### Requirement
Each time a line of the listing holds "Your", copy that line.

=== Material for this task ===

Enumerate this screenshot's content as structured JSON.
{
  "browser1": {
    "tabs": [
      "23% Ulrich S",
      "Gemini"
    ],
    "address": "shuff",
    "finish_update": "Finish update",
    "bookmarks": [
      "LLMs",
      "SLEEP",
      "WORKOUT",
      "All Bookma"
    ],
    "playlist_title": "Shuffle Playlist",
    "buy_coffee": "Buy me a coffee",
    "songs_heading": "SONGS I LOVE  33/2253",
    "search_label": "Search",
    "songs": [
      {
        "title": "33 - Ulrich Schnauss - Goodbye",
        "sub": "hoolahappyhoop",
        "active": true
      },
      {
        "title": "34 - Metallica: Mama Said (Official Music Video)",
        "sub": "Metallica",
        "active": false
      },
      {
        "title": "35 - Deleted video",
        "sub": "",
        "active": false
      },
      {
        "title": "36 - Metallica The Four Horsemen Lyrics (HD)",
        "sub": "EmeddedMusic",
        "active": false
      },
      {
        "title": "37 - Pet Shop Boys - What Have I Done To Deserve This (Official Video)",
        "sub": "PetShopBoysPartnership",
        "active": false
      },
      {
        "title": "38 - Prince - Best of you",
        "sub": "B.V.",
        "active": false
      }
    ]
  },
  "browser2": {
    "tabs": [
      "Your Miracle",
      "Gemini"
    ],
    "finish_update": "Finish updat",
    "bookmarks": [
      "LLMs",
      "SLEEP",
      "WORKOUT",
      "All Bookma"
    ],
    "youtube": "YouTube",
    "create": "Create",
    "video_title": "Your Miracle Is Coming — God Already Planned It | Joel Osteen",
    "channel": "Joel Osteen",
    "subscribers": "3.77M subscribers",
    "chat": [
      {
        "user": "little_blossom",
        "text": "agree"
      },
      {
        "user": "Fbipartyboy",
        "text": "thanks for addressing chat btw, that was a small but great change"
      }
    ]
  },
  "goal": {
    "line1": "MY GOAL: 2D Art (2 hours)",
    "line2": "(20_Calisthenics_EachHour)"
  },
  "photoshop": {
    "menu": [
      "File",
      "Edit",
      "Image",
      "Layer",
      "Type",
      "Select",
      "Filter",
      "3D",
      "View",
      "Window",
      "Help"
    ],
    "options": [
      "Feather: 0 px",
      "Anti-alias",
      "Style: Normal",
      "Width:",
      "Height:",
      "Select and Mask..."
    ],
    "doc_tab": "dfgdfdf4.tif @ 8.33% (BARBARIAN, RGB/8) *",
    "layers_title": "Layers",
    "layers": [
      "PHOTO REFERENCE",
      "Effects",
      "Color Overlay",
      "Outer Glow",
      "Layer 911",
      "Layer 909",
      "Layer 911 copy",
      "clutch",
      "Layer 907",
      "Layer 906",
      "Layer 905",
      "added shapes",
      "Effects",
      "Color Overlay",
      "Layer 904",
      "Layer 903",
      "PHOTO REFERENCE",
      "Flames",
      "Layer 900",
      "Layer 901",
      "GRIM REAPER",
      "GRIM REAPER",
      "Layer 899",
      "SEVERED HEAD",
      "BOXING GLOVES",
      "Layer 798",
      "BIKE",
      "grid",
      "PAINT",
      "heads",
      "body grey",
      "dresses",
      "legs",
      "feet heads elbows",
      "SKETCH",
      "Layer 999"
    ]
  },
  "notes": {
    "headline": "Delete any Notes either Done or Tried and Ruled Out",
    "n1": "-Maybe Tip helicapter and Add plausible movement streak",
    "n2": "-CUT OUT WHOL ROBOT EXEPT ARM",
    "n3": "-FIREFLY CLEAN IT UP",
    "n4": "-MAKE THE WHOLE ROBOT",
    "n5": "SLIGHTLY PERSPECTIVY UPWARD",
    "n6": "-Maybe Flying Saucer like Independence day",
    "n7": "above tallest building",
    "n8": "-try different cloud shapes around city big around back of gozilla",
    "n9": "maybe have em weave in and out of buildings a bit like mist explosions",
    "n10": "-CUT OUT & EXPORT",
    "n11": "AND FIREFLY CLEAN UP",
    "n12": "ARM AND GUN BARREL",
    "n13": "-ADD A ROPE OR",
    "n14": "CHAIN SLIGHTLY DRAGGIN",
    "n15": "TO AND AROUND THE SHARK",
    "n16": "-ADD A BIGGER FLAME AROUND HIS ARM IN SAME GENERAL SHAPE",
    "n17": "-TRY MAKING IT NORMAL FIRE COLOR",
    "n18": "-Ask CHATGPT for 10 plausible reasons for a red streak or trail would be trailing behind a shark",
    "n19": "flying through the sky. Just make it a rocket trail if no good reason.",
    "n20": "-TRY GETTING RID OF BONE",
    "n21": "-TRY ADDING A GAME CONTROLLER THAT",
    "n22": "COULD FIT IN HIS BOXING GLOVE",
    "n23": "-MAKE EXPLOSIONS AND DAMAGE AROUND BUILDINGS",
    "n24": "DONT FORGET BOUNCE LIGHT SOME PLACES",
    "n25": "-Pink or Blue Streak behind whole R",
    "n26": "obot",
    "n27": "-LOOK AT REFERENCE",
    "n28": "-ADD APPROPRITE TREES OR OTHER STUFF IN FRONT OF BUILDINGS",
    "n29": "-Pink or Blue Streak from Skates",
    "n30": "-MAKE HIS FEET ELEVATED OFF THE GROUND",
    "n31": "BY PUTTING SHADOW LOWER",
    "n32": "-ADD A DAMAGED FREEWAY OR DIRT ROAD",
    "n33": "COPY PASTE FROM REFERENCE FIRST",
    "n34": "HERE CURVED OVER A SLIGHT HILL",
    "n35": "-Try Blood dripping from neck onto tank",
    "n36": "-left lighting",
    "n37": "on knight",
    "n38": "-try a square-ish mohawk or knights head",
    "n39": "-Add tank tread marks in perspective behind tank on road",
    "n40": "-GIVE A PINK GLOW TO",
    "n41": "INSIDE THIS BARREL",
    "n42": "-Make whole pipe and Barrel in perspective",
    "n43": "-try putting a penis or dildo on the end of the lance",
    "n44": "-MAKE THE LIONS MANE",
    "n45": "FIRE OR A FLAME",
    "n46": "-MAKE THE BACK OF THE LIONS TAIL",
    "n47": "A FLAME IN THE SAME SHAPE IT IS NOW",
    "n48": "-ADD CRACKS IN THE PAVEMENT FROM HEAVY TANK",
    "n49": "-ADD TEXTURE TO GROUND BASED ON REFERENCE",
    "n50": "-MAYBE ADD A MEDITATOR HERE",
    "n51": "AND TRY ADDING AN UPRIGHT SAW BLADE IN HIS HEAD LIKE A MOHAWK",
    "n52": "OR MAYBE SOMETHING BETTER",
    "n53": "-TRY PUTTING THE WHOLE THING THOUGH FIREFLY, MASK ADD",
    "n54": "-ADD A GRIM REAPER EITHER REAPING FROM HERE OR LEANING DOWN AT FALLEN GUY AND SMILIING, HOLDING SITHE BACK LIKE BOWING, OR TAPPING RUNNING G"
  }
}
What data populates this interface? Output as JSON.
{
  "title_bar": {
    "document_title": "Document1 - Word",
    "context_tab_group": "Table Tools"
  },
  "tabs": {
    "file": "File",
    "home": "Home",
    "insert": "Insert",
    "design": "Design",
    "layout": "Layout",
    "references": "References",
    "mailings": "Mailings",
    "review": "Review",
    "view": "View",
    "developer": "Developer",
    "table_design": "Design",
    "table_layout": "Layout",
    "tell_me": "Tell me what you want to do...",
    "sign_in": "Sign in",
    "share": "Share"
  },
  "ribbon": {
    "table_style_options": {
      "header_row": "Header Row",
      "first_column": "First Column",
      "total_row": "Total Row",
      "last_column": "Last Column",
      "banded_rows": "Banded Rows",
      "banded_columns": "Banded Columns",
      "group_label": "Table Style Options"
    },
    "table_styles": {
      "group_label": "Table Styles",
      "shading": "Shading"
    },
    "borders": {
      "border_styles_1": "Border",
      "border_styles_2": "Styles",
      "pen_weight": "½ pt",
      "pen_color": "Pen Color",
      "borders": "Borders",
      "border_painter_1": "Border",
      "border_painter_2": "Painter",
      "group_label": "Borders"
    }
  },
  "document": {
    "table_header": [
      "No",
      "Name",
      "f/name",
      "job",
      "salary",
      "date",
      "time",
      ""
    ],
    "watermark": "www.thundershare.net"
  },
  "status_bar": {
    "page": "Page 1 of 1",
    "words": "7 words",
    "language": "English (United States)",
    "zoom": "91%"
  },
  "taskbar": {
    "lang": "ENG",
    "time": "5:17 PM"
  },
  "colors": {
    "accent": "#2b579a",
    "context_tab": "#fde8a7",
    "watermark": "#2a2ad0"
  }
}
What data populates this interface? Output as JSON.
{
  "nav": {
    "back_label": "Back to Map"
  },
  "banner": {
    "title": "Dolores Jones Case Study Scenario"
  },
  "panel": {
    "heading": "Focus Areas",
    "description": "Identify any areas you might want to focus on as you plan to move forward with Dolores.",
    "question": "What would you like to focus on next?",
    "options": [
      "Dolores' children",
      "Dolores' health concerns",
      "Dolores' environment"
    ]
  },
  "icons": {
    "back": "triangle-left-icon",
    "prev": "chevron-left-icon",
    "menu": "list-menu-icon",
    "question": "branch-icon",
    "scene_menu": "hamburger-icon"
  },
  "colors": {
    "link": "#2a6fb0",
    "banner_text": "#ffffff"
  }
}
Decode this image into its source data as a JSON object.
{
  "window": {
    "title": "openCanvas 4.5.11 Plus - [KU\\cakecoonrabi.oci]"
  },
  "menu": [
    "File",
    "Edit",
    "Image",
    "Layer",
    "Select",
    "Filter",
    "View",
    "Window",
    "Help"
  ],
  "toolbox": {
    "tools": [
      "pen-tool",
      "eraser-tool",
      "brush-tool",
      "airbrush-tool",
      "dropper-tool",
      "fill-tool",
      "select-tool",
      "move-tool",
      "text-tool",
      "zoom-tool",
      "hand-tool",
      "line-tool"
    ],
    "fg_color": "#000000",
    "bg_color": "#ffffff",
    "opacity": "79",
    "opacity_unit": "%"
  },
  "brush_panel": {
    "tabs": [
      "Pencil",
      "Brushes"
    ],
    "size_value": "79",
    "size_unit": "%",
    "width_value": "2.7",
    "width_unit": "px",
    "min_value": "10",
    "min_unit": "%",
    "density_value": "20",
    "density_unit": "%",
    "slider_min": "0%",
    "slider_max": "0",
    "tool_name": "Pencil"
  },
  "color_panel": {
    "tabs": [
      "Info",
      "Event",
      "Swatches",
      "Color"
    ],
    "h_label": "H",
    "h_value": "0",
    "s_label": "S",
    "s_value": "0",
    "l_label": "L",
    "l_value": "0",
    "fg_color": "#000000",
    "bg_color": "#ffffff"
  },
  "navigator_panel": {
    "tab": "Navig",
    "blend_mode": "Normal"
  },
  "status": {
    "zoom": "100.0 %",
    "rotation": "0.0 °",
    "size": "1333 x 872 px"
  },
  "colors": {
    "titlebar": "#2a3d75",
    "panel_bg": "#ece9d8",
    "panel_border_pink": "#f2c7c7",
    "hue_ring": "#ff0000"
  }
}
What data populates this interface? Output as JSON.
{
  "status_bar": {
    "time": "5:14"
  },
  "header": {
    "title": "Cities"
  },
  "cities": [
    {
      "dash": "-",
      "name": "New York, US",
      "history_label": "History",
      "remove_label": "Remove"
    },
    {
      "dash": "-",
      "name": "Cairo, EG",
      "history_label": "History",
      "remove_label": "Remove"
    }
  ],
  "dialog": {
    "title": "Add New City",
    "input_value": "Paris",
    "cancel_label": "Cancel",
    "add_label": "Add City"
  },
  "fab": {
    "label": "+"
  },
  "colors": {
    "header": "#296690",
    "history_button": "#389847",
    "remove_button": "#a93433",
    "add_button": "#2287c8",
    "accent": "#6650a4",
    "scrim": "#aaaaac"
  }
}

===

### Task response
      "Your Miracle",
    "video_title": "Your Miracle Is Coming — God Already Planned It | Joel Osteen",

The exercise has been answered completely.